James Van Der Zee was Harlem's premier photographer during the Harlem Renaissance, when the Black community flocked to his studio for beautiful portraits that used props, painted backdrops and retouching to elevate the sitter.
The Massachusetts-born artist opened his first Harlem studio, Guarantee Photos, on 135th Street around 1915, before moving the renamed G.G.G. Photo Studio to Lenox Avenue, where he made his name taking pictures of families, performers, and athletes as well as local businesses and events for decades to come.
In 1969 he finally received pubic acclaim when the Metropolitan Museum of Art featured his work in the exhibition ''Harlem on My Mind" (it was the same year he was evicted from his studio, where he had lived and worked for all those years). Van Der Zee died in 1983.
Since then his monumental body of work chronicling Black life has been featured in a steadily growing number of museums and galleries. Last month the Met, working with the Studio Museum in Harlem, announced it was acquiring the archive of the famed photographer.
Remarkably, you can still find traces of his legendary studio in the heart of Harlem.
The ground-floor space, located in a brownstone at 272 Lenox Avenue near W 124th Street, stands even today, although it's occupied by a real estate office.

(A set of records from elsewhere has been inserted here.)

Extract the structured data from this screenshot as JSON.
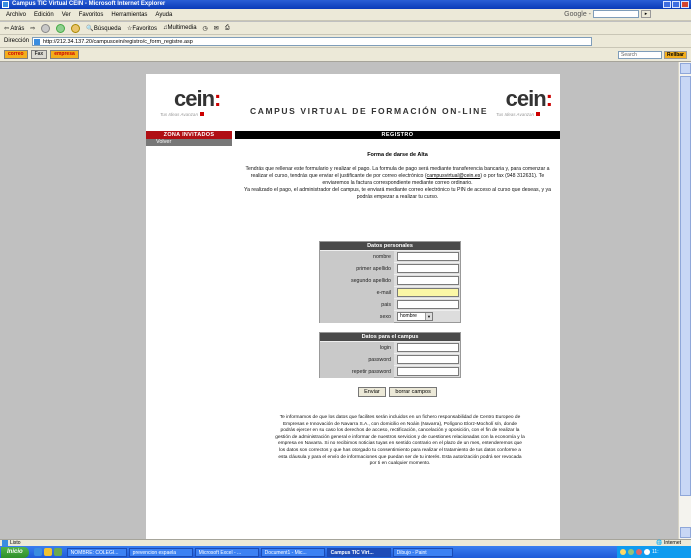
{
  "window": {
    "title": "Campus TIC Virtual CEIN - Microsoft Internet Explorer"
  },
  "menu": [
    "Archivo",
    "Edición",
    "Ver",
    "Favoritos",
    "Herramientas",
    "Ayuda"
  ],
  "google": {
    "label": "Google -"
  },
  "toolbar": {
    "back": "Atrás",
    "search": "Búsqueda",
    "favorites": "Favoritos",
    "multimedia": "Multimedia"
  },
  "address": {
    "label": "Dirección",
    "url": "http://212.34.137.20/campuscein/registro/c_form_registre.asp"
  },
  "links": {
    "btn1": "correo",
    "btn2": "Fax",
    "btn3": "empresa",
    "search_placeholder": "Search",
    "search_btn": "Rellbar"
  },
  "page": {
    "logo": "cein",
    "logo_tagline": "Tus Ideas Avanzan",
    "campus_title": "CAMPUS VIRTUAL DE FORMACIÓN ON-LINE",
    "nav_zone": "ZONA INVITADOS",
    "nav_volver": "Volver",
    "registro": "REGISTRO",
    "forma_title": "Forma de darse de Alta",
    "intro_1": "Tendrás que rellenar este formulario y realizar el pago. La formula de pago será mediante transferencia bancaria y, para comenzar a realizar el curso, tendrás que enviar el justificante de por correo electrónico",
    "intro_mail": "campusvirtual@cein.es",
    "intro_2": ") o por fax (948 312631). Te enviaremos la factura correspondiente mediante correo ordinario.",
    "intro_3": "Ya realizado el pago, el administrador del campus, te enviará mediante correo electrónico tu PIN de acceso al curso que deseas, y ya podrás empezar a realizar tu curso.",
    "personal": {
      "title": "Datos personales",
      "labels": [
        "nombre",
        "primer apellido",
        "segundo apellido",
        "e-mail",
        "pais",
        "sexo"
      ],
      "sexo_value": "hombre"
    },
    "campus": {
      "title": "Datos para el campus",
      "labels": [
        "login",
        "password",
        "repetir password"
      ]
    },
    "buttons": {
      "send": "Enviar",
      "clear": "borrar campos"
    },
    "legal": "Te informamos de que los datos que facilites serán incluidos en un fichero responsabilidad de Centro Europeo de Empresas e Innovación de Navarra S.A., con domicilio en Noáin (Navarra), Polígono Elorz-Mocholí s/n, donde podrás ejercer en su caso los derechos de acceso, rectificación, cancelación y oposición, con el fin de realizar la gestión de administración general e informar de nuestros servicios y de cuestiones relacionadas con la economía y la empresa en Navarra. Si no recibimos noticias tuyas en sentido contrario en el plazo de un mes, entenderemos que los datos son correctos y que has otorgado tu consentimiento para realizar el tratamiento de tus datos conforme a esta cláusula y para el envío de informaciones que puedan ser de tu interés. Esta autorización podrá ser revocada por ti en cualquier momento."
  },
  "status": {
    "left": "Listo",
    "zone": "Internet"
  },
  "taskbar": {
    "start": "Inicio",
    "tasks": [
      "NOMBRE: COLEGI...",
      "prevencion espaela",
      "Microsoft Excel - ...",
      "Document1 - Mic...",
      "Campus TIC Virt...",
      "Dibujo - Paint"
    ],
    "clock": "11:"
  },
  "colors": {
    "accent_red": "#b00f14",
    "title_blue": "#0a3bb8",
    "input_yellow": "#fbf7a6"
  }
}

Take a look in the front and you'll see the faded but unmistakable G.G.G. Photo Studio sign—the first G is now missing—above the office's windows.